Top of EXTRACTED MATERIAL

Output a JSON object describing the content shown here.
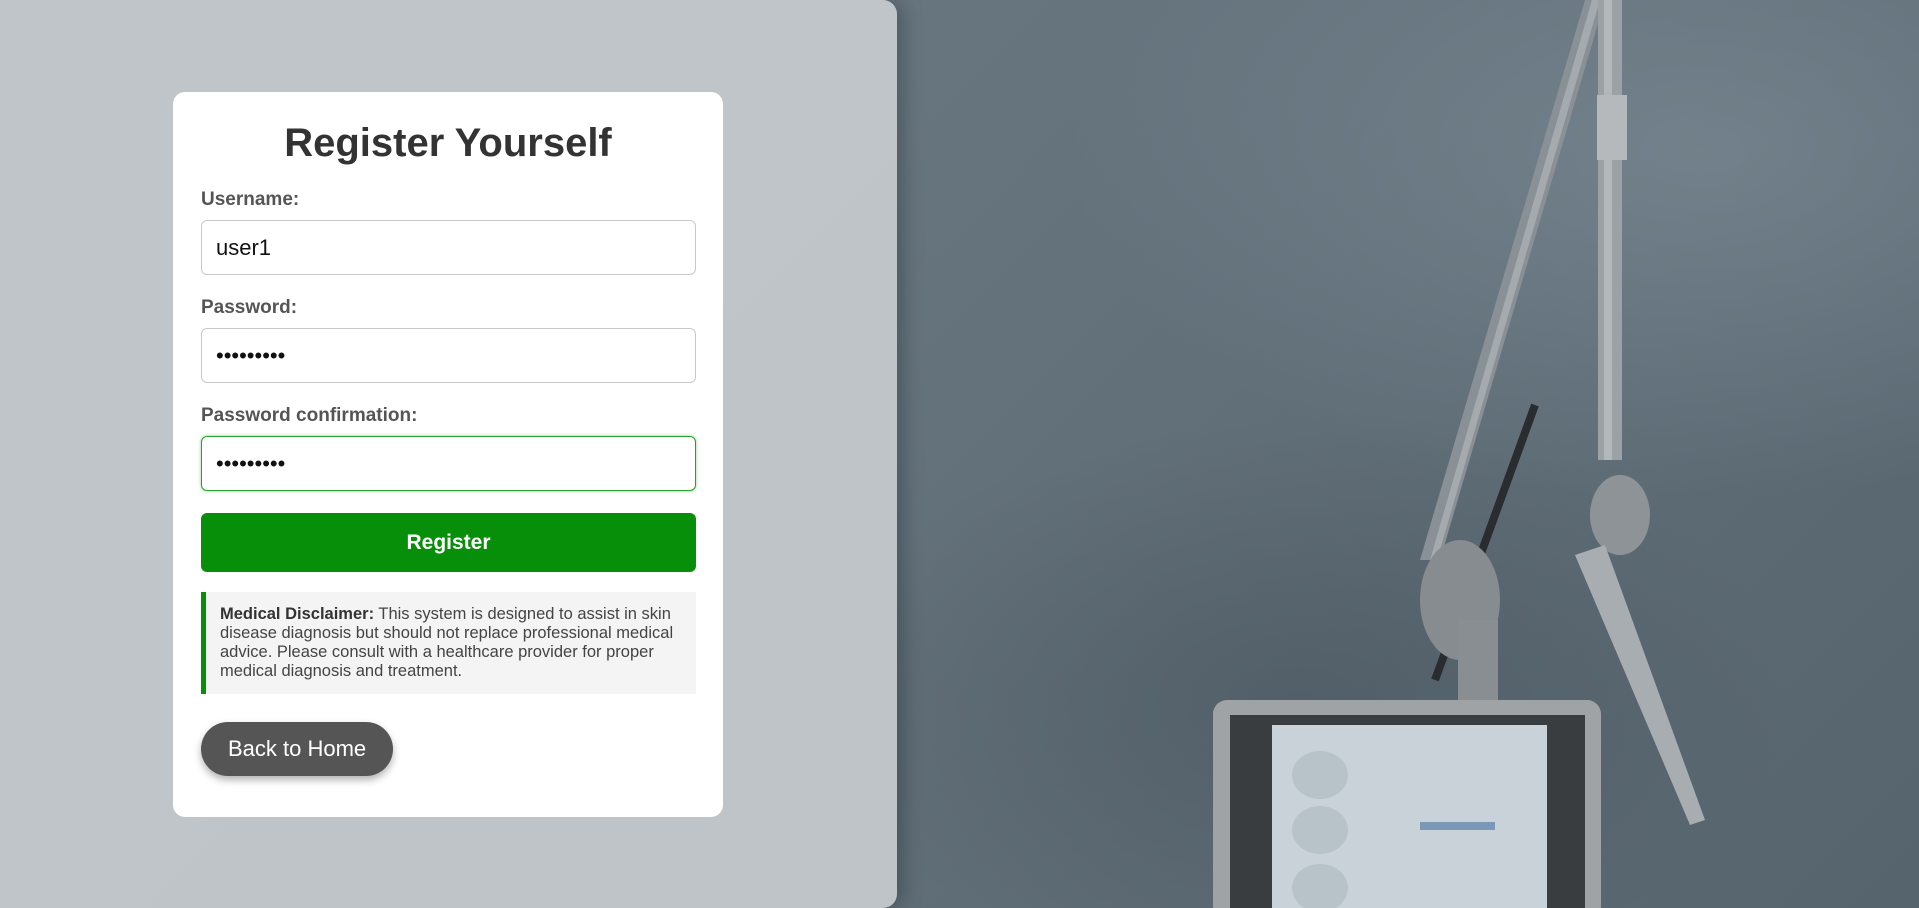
{
  "form": {
    "title": "Register Yourself",
    "username": {
      "label": "Username:",
      "value": "user1"
    },
    "password": {
      "label": "Password:",
      "value": "•••••••••"
    },
    "password_confirmation": {
      "label": "Password confirmation:",
      "value": "•••••••••"
    },
    "register_label": "Register"
  },
  "disclaimer": {
    "heading": "Medical Disclaimer:",
    "text": " This system is designed to assist in skin disease diagnosis but should not replace professional medical advice. Please consult with a healthcare provider for proper medical diagnosis and treatment."
  },
  "back_home_label": "Back to Home",
  "colors": {
    "accent": "#088f0a",
    "back_button": "#555555",
    "panel": "#c3c8cb"
  },
  "background": {
    "image": "laser-medical-device-photo"
  }
}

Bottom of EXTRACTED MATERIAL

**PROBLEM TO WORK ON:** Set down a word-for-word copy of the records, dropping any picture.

**RESULT OF THIS TASK:**
Output a JSON object describing the content shown here.
{
  "form": {
    "title": "Register Yourself",
    "username": {
      "label": "Username:",
      "value": "user1"
    },
    "password": {
      "label": "Password:",
      "value": "•••••••••"
    },
    "password_confirmation": {
      "label": "Password confirmation:",
      "value": "•••••••••"
    },
    "register_label": "Register"
  },
  "disclaimer": {
    "heading": "Medical Disclaimer:",
    "text": " This system is designed to assist in skin disease diagnosis but should not replace professional medical advice. Please consult with a healthcare provider for proper medical diagnosis and treatment."
  },
  "back_home_label": "Back to Home",
  "colors": {
    "accent": "#088f0a",
    "back_button": "#555555",
    "panel": "#c3c8cb"
  },
  "background": {
    "image": "laser-medical-device-photo"
  }
}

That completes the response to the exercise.